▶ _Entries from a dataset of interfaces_
---*---

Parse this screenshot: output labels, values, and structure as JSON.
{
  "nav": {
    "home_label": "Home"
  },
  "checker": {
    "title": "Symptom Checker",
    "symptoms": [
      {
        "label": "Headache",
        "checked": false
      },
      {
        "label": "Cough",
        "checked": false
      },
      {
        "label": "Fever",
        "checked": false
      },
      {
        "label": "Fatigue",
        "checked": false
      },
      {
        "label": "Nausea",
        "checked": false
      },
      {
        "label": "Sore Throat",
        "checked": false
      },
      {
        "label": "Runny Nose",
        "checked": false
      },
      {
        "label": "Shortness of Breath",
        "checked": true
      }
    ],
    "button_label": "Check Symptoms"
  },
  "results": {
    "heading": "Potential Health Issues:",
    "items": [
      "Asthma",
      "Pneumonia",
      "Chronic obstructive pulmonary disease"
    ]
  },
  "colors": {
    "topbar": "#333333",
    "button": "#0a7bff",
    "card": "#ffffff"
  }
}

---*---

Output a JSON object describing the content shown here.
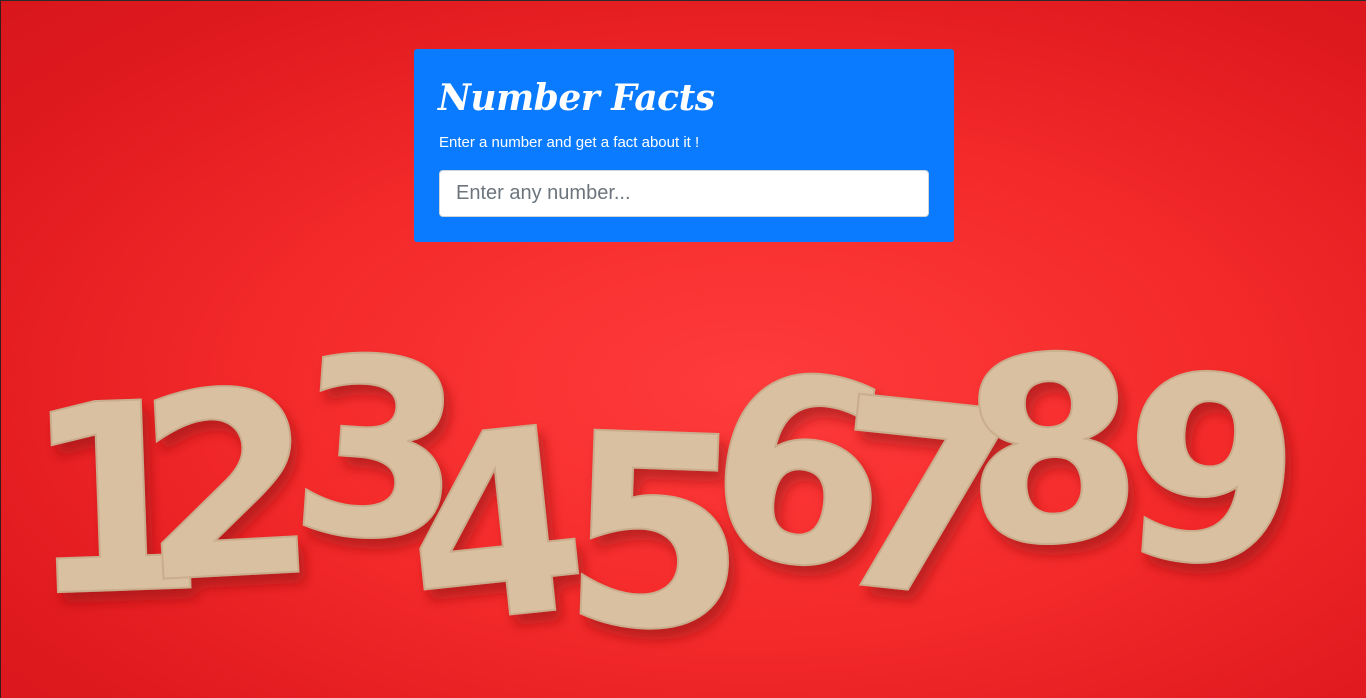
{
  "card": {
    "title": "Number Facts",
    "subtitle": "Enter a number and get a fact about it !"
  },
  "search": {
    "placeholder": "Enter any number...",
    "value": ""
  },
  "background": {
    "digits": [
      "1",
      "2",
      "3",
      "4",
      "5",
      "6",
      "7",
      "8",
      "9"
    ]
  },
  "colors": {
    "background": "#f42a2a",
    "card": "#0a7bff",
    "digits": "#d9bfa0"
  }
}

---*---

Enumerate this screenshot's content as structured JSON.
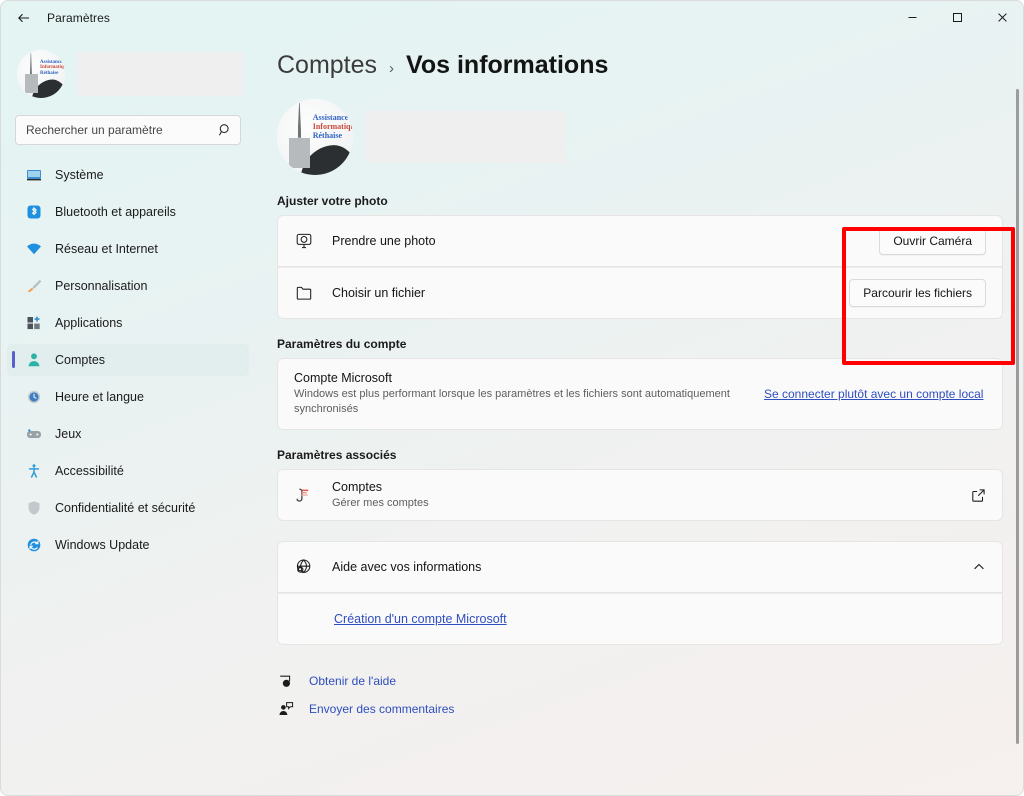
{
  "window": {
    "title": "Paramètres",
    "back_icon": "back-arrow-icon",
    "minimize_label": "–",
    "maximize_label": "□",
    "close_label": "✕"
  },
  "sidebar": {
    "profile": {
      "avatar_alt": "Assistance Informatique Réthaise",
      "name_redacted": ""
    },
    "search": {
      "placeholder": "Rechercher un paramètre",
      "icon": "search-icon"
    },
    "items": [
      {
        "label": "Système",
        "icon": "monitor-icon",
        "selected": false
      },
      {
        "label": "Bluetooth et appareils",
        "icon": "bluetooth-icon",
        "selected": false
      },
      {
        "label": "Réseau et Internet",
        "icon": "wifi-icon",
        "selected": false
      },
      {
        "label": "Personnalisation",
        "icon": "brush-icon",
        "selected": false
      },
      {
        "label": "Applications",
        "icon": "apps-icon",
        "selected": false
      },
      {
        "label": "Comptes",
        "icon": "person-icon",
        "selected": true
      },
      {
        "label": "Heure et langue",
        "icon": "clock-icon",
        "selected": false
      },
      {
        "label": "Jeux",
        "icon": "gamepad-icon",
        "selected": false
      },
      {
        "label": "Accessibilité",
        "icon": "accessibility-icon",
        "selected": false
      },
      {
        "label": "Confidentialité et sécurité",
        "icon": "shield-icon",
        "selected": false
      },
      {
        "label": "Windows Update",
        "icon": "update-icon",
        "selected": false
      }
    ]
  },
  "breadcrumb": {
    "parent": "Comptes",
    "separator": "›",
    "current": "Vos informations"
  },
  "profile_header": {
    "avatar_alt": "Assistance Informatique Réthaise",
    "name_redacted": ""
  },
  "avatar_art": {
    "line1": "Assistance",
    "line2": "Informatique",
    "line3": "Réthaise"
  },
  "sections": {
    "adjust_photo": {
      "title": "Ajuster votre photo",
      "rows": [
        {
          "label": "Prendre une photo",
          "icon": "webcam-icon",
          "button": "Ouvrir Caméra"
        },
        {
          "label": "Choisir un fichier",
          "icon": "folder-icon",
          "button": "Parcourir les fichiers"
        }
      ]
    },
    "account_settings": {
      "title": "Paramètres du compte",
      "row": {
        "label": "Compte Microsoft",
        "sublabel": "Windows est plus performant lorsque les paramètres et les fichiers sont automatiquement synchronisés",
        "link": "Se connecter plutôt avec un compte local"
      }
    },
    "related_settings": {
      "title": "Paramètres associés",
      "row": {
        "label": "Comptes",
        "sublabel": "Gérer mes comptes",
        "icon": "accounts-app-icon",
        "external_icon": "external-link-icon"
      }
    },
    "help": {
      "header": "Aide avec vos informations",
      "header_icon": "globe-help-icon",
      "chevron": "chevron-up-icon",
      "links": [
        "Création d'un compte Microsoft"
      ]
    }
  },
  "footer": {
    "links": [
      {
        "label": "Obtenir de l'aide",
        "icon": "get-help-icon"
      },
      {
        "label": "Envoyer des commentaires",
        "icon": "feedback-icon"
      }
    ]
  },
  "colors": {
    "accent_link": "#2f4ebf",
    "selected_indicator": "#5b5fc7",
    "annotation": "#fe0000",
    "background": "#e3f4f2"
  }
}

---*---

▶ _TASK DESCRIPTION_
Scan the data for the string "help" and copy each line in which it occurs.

▶ _RESULT OF THE TASK_
    "help": {
      "header_icon": "globe-help-icon",
        "icon": "get-help-icon"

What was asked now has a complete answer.